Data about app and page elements
---------------

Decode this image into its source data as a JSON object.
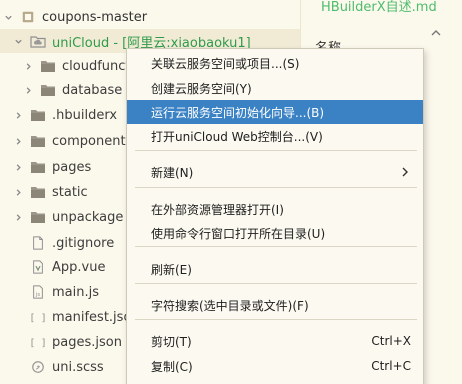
{
  "explorer": {
    "items": [
      {
        "label": "coupons-master",
        "icon": "project-box-icon",
        "expanded": true,
        "indent": 0
      },
      {
        "label": "uniCloud - [阿里云:xiaobaoku1]",
        "icon": "cloud-folder-icon",
        "expanded": true,
        "indent": 1,
        "selected": true
      },
      {
        "label": "cloudfunctions",
        "icon": "folder-icon",
        "expanded": false,
        "indent": 2
      },
      {
        "label": "database",
        "icon": "folder-icon",
        "expanded": false,
        "indent": 2
      },
      {
        "label": ".hbuilderx",
        "icon": "folder-icon",
        "expanded": false,
        "indent": 1
      },
      {
        "label": "components",
        "icon": "folder-icon",
        "expanded": false,
        "indent": 1
      },
      {
        "label": "pages",
        "icon": "folder-icon",
        "expanded": false,
        "indent": 1
      },
      {
        "label": "static",
        "icon": "folder-icon",
        "expanded": false,
        "indent": 1
      },
      {
        "label": "unpackage",
        "icon": "folder-icon",
        "expanded": false,
        "indent": 1
      },
      {
        "label": ".gitignore",
        "icon": "file-icon",
        "indent": 1
      },
      {
        "label": "App.vue",
        "icon": "vue-file-icon",
        "indent": 1
      },
      {
        "label": "main.js",
        "icon": "js-file-icon",
        "indent": 1
      },
      {
        "label": "manifest.json",
        "icon": "json-file-icon",
        "indent": 1
      },
      {
        "label": "pages.json",
        "icon": "json-file-icon",
        "indent": 1
      },
      {
        "label": "uni.scss",
        "icon": "scss-file-icon",
        "indent": 1
      }
    ]
  },
  "right_panel": {
    "tab_title": "HBuilderX自述.md",
    "section_header": "名称",
    "collapse_icon": "chevron-up-icon"
  },
  "context_menu": {
    "items": [
      {
        "type": "item",
        "label": "关联云服务空间或项目...(S)"
      },
      {
        "type": "item",
        "label": "创建云服务空间(Y)"
      },
      {
        "type": "item",
        "label": "运行云服务空间初始化向导...(B)",
        "active": true
      },
      {
        "type": "item",
        "label": "打开uniCloud Web控制台...(V)"
      },
      {
        "type": "separator"
      },
      {
        "type": "item",
        "label": "新建(N)",
        "submenu": true
      },
      {
        "type": "separator"
      },
      {
        "type": "item",
        "label": "在外部资源管理器打开(I)"
      },
      {
        "type": "item",
        "label": "使用命令行窗口打开所在目录(U)"
      },
      {
        "type": "separator"
      },
      {
        "type": "item",
        "label": "刷新(E)"
      },
      {
        "type": "separator"
      },
      {
        "type": "item",
        "label": "字符搜索(选中目录或文件)(F)"
      },
      {
        "type": "separator"
      },
      {
        "type": "item",
        "label": "剪切(T)",
        "shortcut": "Ctrl+X"
      },
      {
        "type": "item",
        "label": "复制(C)",
        "shortcut": "Ctrl+C"
      }
    ]
  },
  "colors": {
    "background": "#fbf8ec",
    "selected_row": "#f1ebd6",
    "menu_highlight": "#3b82c4",
    "accent_green": "#2f9b4a"
  }
}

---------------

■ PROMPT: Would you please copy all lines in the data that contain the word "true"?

■ REPLY:
        "expanded": true,
        "expanded": true,
        "selected": true
        "active": true
        "submenu": true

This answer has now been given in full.